top of page
Creative Conversation logo

The Centre for

Creative Conversation

The Three Bricklayers

Updated: Apr 12

Drawing of the elevation of a palace

No, it’s not the name of a pub. It’s an old tale about a man seeing three bricklayers working on a building-site.

‘What are you doing?’ he asks.

‘Laying bricks,’ says the first.

‘And what about you?’ he asks the second.

‘I’m building a wall,’ comes the reply.

‘And you?’

‘I’m building a palace,’ says the third.

Each bricklayer is carrying out exactly the same action – laying bricks – but the way each of them sees that action gives it a different degree of meaning and purpose. 

So how is that relevant to this course on the 7 Habits of Creative Conversation?

Well, it’s because the more meaning and purpose you can find in what you do, the more value you'll gain and the more likely you'll be to persist with it, especially when the going gets a bit more challenging.

The bigger the vision, the stronger your motivation will be to keep going, keep growing and keep developing.

Line drawing of a shoot growing into a mature plant

The vision that drives us in building this course – our palace – is of a world in which miscommunication and misunderstanding are minimised, and mutual understanding, real connection, is maximised.

Just think of the benefits of that in all areas of life – especially in light of the daunting environmental and social challenges that are hurtling towards us.

Some people might think that this vision is a pipe-dream – which is exactly why we've developed creative conversation as a practical, learnable way to improve how we connect, one-to-one, as fellow human beings.

Those one-to-one connections we think of as the bricks in our palace – and from the feedback we get, we know that they're solid and sturdy; that creative conversation definitely helps people forge stronger connections.

A 'wall' of headshot photos of smiling people

The wall is each person's individual network of existing and potential relationships – at home, at work and in society – built using these individual bricks.

And it's entirely up to you whether you're laying bricks or building a wall – or you share our vision of building a palace.

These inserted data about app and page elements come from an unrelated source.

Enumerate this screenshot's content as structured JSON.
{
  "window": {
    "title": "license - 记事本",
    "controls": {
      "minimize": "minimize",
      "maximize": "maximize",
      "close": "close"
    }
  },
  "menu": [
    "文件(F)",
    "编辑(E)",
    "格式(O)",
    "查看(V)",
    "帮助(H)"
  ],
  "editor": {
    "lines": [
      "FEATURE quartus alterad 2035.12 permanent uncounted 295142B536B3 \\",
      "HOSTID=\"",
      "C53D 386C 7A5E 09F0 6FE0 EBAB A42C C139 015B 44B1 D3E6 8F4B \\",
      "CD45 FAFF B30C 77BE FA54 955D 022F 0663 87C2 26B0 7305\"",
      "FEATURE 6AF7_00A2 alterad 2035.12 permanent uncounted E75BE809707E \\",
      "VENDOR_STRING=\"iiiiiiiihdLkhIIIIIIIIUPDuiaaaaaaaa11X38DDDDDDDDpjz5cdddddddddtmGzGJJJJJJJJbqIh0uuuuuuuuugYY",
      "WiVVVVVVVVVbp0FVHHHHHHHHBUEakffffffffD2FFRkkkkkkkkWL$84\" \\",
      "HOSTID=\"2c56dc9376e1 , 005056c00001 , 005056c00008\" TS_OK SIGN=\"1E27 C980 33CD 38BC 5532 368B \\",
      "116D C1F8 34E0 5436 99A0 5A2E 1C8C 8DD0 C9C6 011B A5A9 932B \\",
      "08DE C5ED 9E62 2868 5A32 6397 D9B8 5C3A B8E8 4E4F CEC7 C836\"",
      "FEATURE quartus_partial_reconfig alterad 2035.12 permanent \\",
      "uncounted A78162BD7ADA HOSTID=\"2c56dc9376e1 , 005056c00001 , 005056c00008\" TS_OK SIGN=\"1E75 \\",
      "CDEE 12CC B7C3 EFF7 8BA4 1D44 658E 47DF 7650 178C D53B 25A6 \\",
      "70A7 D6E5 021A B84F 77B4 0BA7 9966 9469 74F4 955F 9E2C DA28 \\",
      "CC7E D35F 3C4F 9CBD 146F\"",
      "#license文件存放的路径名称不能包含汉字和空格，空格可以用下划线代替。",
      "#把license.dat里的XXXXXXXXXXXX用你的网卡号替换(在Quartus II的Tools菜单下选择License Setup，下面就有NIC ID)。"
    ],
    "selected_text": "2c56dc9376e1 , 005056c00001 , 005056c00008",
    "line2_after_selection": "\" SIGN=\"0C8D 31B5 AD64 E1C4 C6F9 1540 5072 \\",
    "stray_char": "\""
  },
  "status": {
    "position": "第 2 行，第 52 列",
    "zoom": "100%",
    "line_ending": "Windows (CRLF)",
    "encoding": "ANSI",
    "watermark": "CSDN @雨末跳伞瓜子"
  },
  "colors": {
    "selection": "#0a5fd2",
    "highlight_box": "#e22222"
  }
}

The benefits will come whatever your approach – just as long as you work through this course as it's designed, from beginning to end.

The most important thing is to do a little something every day, if you can, to apply the skills of creative conversation to your relationships – and to see, bit by bit, brick by brick, how your efforts are bringing about real, tangible, positive change for yourself and those around you.

Now – where's that trowel?

Cartoon line drawing of a trowel


bottom of page